Like writing, art-making takes a willingness to move through ‘the bad’ to allow the good to appear.
It is not about finding perfection. It’s about finding the perfect moment to breathe into what appears, exactly the way it is and delight in its presence.
I have been exploring art journalling.
Ah, you may ask, what is an art journal?
Like a diary, it incorporates words and enhances/intensifies them with images to tell your story. An art journal can be used to capture creative ideas, document your thoughts, feelings and happenings along life’s journey, experiment with new ideas and techniques (one of my favourites), and/or to be present in the act of creating for the sake of creating.
I have always been hesitant to call myself an ‘artist’. The label triggers long buried memories of being a teen-ager and wanting to paint and draw but feeling inadequate in the presence of schoolmates who were amazingly talented. My desire to ‘look perfect’ right from the get-go stymied my willingness to risk sharing my creations. I judged myself ‘not as good as’ and let my desire to express myself through visual media go.
In my twenties, I dated a man who was a hobby artist. He gave me some oil paints and encouraged me to ‘have fun’. Being seriously confined by my desire to ‘look perfect’, my attempts at painting were far from fun, they were painful.
I gave up that idea along with the boyfriend and focused on my writing.
My discourse on ‘who am I’ became restricted to ‘a writer’. An artist I was not.
And then, my eldest daughter was born and from a very early age she displayed an incredible artistic ability. Her stickmen were not just lines and wobbly circles. They were identifiable human and animal creations in lifelike relief.
One of her favourite summer activities involved my lining the deck railings with drawing paper, filling pots with tempera and setting her free to paint the world in all its colours — She was Frida Kahlo in diapers!
And still, I did not pick up a brush until one day, when she was around 15, she asked if we could go to the art store. She wanted to paint and needed supplies. On a whim, I said, “I think I’ll paint with you,” and my love affair began.
There I was, mid-forties discovering a lie I’d told myself as truth wasn’t true. I was an artist.
And the question became, what other things do I tell myself about myself that limit my experiences simply because I tell myself they’re true? What truths do I not challenge in my quest to stay safe in my limiting beliefs?
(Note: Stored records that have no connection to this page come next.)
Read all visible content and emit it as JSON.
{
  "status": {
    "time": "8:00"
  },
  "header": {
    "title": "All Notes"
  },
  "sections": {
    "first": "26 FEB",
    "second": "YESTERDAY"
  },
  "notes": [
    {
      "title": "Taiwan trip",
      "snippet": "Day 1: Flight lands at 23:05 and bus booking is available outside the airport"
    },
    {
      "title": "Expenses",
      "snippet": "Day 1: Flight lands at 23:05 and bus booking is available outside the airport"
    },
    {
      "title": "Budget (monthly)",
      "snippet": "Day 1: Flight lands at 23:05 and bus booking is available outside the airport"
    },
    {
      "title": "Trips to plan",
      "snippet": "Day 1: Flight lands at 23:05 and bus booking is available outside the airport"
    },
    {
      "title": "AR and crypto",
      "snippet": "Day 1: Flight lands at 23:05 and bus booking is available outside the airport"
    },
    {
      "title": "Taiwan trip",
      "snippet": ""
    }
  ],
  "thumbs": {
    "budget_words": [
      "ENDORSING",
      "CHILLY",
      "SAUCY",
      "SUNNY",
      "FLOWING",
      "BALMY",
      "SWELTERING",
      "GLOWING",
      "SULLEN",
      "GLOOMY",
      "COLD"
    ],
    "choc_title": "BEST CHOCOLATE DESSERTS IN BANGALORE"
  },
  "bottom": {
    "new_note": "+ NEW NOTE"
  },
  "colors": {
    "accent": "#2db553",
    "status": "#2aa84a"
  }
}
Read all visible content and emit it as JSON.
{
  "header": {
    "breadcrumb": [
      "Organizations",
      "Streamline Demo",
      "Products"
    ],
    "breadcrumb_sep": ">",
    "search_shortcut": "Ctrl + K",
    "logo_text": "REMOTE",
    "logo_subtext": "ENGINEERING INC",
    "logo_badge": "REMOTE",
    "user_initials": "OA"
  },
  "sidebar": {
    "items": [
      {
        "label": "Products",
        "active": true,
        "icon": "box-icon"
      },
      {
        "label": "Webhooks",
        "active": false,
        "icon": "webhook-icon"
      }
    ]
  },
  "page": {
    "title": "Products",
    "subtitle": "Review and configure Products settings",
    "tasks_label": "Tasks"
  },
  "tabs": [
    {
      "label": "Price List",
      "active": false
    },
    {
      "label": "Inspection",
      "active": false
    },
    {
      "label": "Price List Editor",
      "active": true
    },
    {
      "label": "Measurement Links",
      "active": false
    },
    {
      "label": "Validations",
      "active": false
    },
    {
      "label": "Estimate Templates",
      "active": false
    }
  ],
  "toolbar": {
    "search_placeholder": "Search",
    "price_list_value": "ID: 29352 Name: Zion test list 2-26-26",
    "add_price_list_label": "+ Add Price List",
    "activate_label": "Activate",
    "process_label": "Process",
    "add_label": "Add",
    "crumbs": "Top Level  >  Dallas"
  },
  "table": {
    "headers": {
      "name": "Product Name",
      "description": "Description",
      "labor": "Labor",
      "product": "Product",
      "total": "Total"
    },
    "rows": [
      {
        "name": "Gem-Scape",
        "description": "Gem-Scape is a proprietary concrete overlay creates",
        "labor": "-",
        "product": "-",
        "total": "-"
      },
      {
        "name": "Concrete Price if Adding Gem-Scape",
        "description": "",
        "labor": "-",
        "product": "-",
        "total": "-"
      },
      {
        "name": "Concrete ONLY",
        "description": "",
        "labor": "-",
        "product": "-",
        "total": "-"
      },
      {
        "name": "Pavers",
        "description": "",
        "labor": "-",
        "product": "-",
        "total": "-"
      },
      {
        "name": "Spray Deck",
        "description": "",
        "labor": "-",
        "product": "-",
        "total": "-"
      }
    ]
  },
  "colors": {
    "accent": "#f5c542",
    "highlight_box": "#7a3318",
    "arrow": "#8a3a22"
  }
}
After over 7 years of continuous blogging (I started my original blog, Recover Your Joy, on March 10, 2007) with a post called, Scooping Up The Shadows), I have learned a great deal, met some amazing people and… allowed myself to write bad again and again and again.
Along the way, I’ve created a body of work that is a reflection of who I am, how I am and where I am in the world.
I am not perfect. I am me.
I learnt that from blogging everyday about what it is that makes my world shiny and bright, even when clouds are blocking the sun, even when I’m feeling fuzzy and blue or sunny and free.
It doesn’t matter how I’m feeling, my commitment is to turn up on the page and find the gift in everything. To write through the bad to find the truth and beauty in every aspect of my life.
It is not about finding the perfection. It’s about experiencing creation. All of it. And the act of creation is not a defined art. It is limitless.
I have been exploring art journalling. Some of my pages please me. Some of them give me pause to ponder the gifts of creation. They give me space to ask myself, how willing am I to let go of my need to ‘look perfect’ to simply be present to the perfection of this moment, right now.
I am learning and I am grateful for the gifts I find in every moment.
I am a writer, an artist, a creative spirit finding her expression through shadow and light.
To see my latest journal page and read the poem (created with it, In The Quiet Hours) click HERE.